Friday Face-Off: Gravestone
Welcome to The Friday Face-Off, a weekly meme created by Books by Proxy! Each Friday, we will pit cover against cover while also taking the opportunity to showcase gorgeous artwork and feature some of our favorite book covers. If you want to join the fun, simply choose a book each Friday that fits that week’s predetermined theme, post and compare two or more different covers available for that book, then name your favorite. A list of future weeks’ themes are available at Lynn’s Book Blog.
This week’s theme is:
“Let’s talk of graves, of worms, and epitaphs”
~ a cover featuring a GRAVESTONE
The Monstrumologist by Rick Yancey
My pick for this week is one of the most frightening books I’ve ever read. It’s also a Young Adult novel, though I’ve seriously questioned that categorization as I wouldn’t recommend this one lightly to just any young reader. Gruesome and graphic, if ever a movie was adapted faithfully from The Monstrumologist, it would earn a resounding R-rating.
Set in late-1800s New England, the story is told from the perspective of a 12-year-old orphan named Will Henry who finds himself apprenticed to an eccentric scientist named Dr. Pellinore Warthrop. Sounds innocent and harmless enough so far, right? But then Will finds out that Dr. Warthrop is a “monstrumologist”, or someone who studies monsters, and he’s about to find out exactly what the job entails. One night, the doctor is visited by a grave robber and is presented with a grisly find – the corpse of a girl with half her face chewed off. Even more disturbing, however, is the tiny fetus of an Anthropophagus creature found in her womb. Anthropophagi, which are monsters that feast on human flesh, are described as a race of mythical beings that have no head, so that their facial features (like their giant mouths filled with razor-sharp teeth) are instead located on their chests. Warthrop concludes that a group of these predators must have moved into the area, taking Will Henry along on his investigation to discover how the creatures might have reached America’s shores.

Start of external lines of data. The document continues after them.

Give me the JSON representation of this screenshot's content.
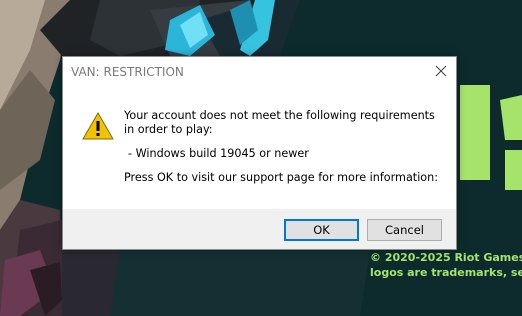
{
  "background": {
    "copyright_lines": [
      "© 2020-2025 Riot Games, I",
      "logos are trademarks, ser"
    ],
    "accent_color": "#a6e36b"
  },
  "dialog": {
    "title": "VAN: RESTRICTION",
    "icon": "warning-icon",
    "message_line1": "Your account does not meet the following requirements in order to play:",
    "requirement": " - Windows build 19045 or newer",
    "message_line2": "Press OK to visit our support page for more information:",
    "ok_label": "OK",
    "cancel_label": "Cancel"
  }
}
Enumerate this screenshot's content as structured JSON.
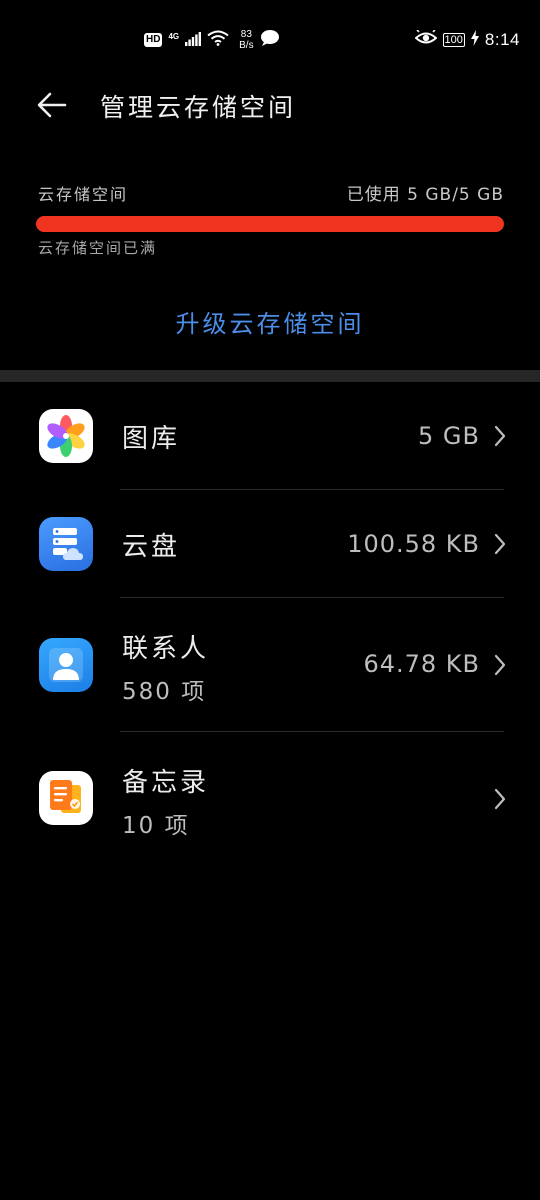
{
  "status_bar": {
    "hd": "HD",
    "network": "4G",
    "speed_value": "83",
    "speed_unit": "B/s",
    "battery": "100",
    "time": "8:14"
  },
  "header": {
    "title": "管理云存储空间"
  },
  "storage": {
    "label": "云存储空间",
    "used_text": "已使用 5 GB/5 GB",
    "used_fraction": 1.0,
    "full_message": "云存储空间已满",
    "bar_color": "#f0341f"
  },
  "upgrade": {
    "label": "升级云存储空间",
    "color": "#4a8ee8"
  },
  "items": [
    {
      "icon": "gallery-icon",
      "title": "图库",
      "subtitle": "",
      "value": "5 GB"
    },
    {
      "icon": "cloud-drive-icon",
      "title": "云盘",
      "subtitle": "",
      "value": "100.58 KB"
    },
    {
      "icon": "contacts-icon",
      "title": "联系人",
      "subtitle": "580 项",
      "value": "64.78 KB"
    },
    {
      "icon": "notes-icon",
      "title": "备忘录",
      "subtitle": "10 项",
      "value": ""
    }
  ]
}
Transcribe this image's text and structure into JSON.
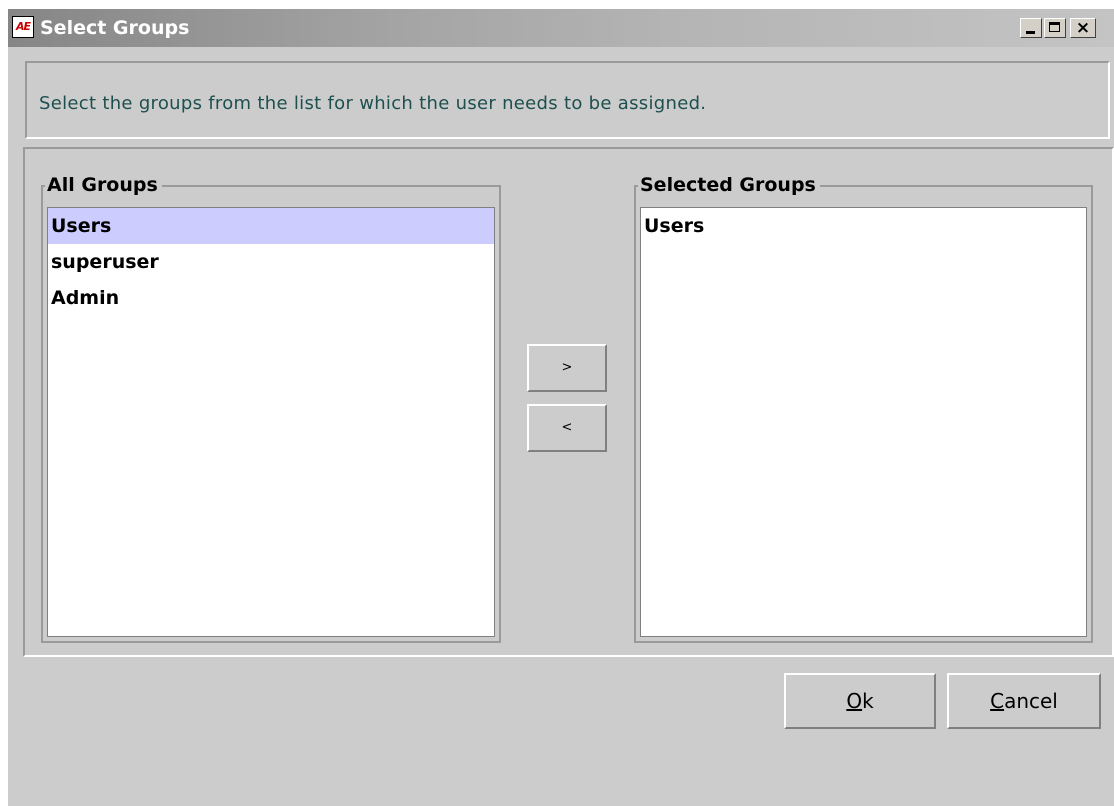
{
  "window": {
    "title": "Select Groups",
    "app_icon_text": "AE",
    "controls": {
      "minimize": "minimize",
      "maximize": "maximize",
      "close": "×"
    }
  },
  "instruction": "Select the groups from the list for which the user needs to be assigned.",
  "all_groups": {
    "label": "All Groups",
    "items": [
      "Users",
      "superuser",
      "Admin"
    ],
    "selected_index": 0
  },
  "selected_groups": {
    "label": "Selected Groups",
    "items": [
      "Users"
    ]
  },
  "buttons": {
    "add": ">",
    "remove": "<",
    "ok_mnemonic": "O",
    "ok_rest": "k",
    "cancel_mnemonic": "C",
    "cancel_rest": "ancel"
  },
  "colors": {
    "window_bg": "#cccccc",
    "selection_bg": "#ccccff",
    "instruction_text": "#1e4f4f"
  }
}
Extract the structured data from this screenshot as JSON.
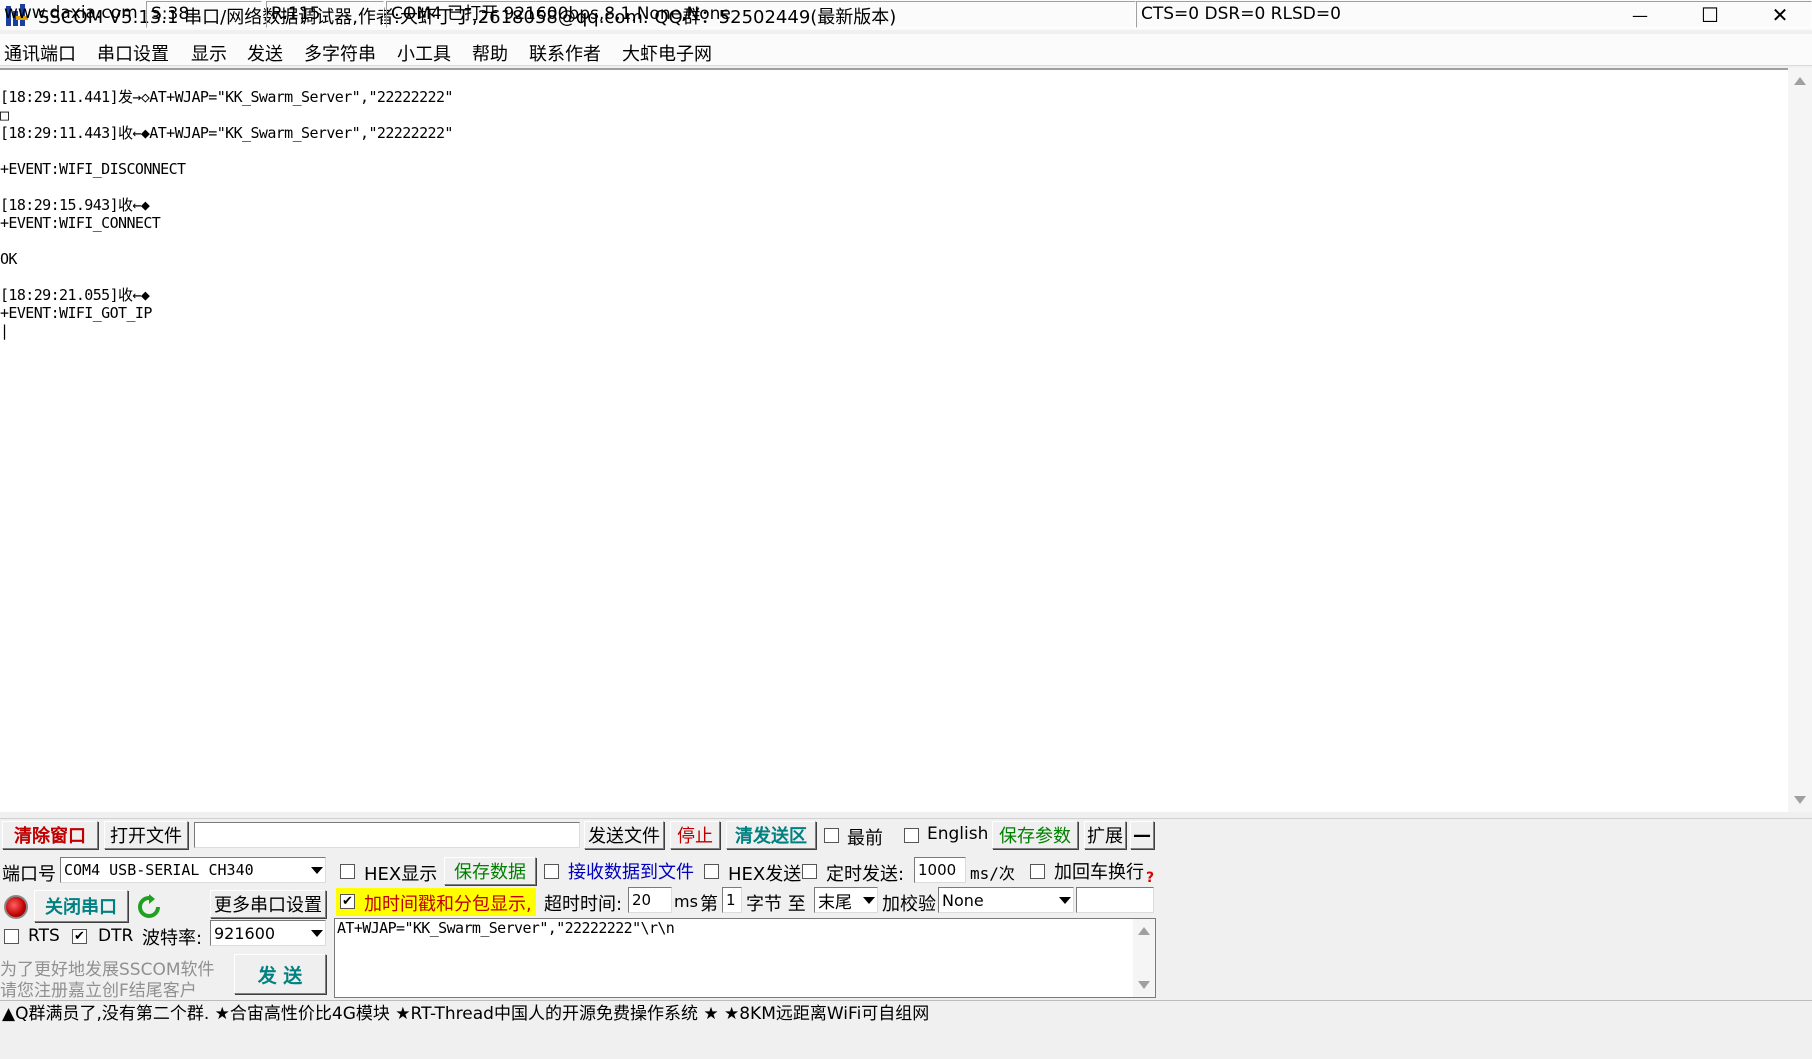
{
  "window": {
    "title": "SSCOM V5.13.1 串口/网络数据调试器,作者:大虾丁丁,2618058@qq.com. QQ群：52502449(最新版本)",
    "minimize_symbol": "—",
    "maximize_symbol": "☐",
    "close_symbol": "✕"
  },
  "menu": [
    "通讯端口",
    "串口设置",
    "显示",
    "发送",
    "多字符串",
    "小工具",
    "帮助",
    "联系作者",
    "大虾电子网"
  ],
  "receive_log": [
    "[18:29:11.441]发→◇AT+WJAP=\"KK_Swarm_Server\",\"22222222\"",
    "□",
    "[18:29:11.443]收←◆AT+WJAP=\"KK_Swarm_Server\",\"22222222\"",
    "",
    "+EVENT:WIFI_DISCONNECT",
    "",
    "[18:29:15.943]收←◆",
    "+EVENT:WIFI_CONNECT",
    "",
    "OK",
    "",
    "[18:29:21.055]收←◆",
    "+EVENT:WIFI_GOT_IP",
    "|"
  ],
  "toolbar": {
    "clear_window": "清除窗口",
    "open_file": "打开文件",
    "file_path": "",
    "send_file": "发送文件",
    "stop": "停止",
    "clear_send": "清发送区",
    "topmost": "最前",
    "english": "English",
    "save_params": "保存参数",
    "expand": "扩展",
    "collapse": "—"
  },
  "port": {
    "label": "端口号",
    "value": "COM4 USB-SERIAL CH340",
    "close_port": "关闭串口",
    "more_settings": "更多串口设置",
    "rts": "RTS",
    "dtr": "DTR",
    "baud_label": "波特率:",
    "baud_value": "921600",
    "promo_line1": "为了更好地发展SSCOM软件",
    "promo_line2": "请您注册嘉立创F结尾客户",
    "send": "发  送"
  },
  "options": {
    "hex_display": "HEX显示",
    "save_data": "保存数据",
    "receive_to_file": "接收数据到文件",
    "hex_send": "HEX发送",
    "timed_send": "定时发送:",
    "interval_value": "1000",
    "interval_unit": "ms/次",
    "add_crlf": "加回车换行",
    "timestamp": "加时间戳和分包显示,",
    "timeout_label": "超时时间:",
    "timeout_value": "20",
    "timeout_unit": "ms",
    "byte_prefix": "第",
    "byte_index": "1",
    "byte_suffix": "字节 至",
    "byte_end": "末尾",
    "checksum_label": "加校验",
    "checksum_value": "None",
    "checksum_result": "",
    "help_mark": "?"
  },
  "send_text": "AT+WJAP=\"KK_Swarm_Server\",\"22222222\"\\r\\n",
  "ticker": "▲Q群满员了,没有第二个群. ★合宙高性价比4G模块 ★RT-Thread中国人的开源免费操作系统 ★ ★8KM远距离WiFi可自组网",
  "status": {
    "website": "www.daxia.com",
    "sent": "S:38",
    "received": "R:115",
    "port_status": "COM4 已打开  921600bps,8,1,None,None",
    "lines": "CTS=0 DSR=0 RLSD=0"
  },
  "colors": {
    "red_text": "#c00000",
    "green_text": "#008000",
    "blue_text": "#0000c0",
    "highlight": "#ffff00"
  }
}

Let’s take a look at the covers:
From left to right:
Simon Schuster BYR (2009) – Simon Schuster BYR (2010) – Saga Press (2015)
Simon & Schuster UK (2010) – German Edition (2012) – Korean Edition (2017)
Indonesian Edition (2016) – Persian Edition (2016) – Russian Edition (2014)
The winner I’ve chosen this week is the original 2009 Simon Schuster Books for Young Readers edition – not really because this cover is my favorite aesthetically or anything like that. It was, however, the cover which first drew my attention to this book. I still remember seeing it for the first time, and I have a distinct memory of myself leaning forward to get a closer look of it on my computer screen, thinking, “What in the hell IS that?” The book was featured in a Kindle Deals email at the time, and after perusing the publisher description, I went right ahead and one-click bought it. It’s not a decision I’ve ever regretted, because I love this book, and it’s all thanks to this one cover.
But what do you think? Which one is your favorite?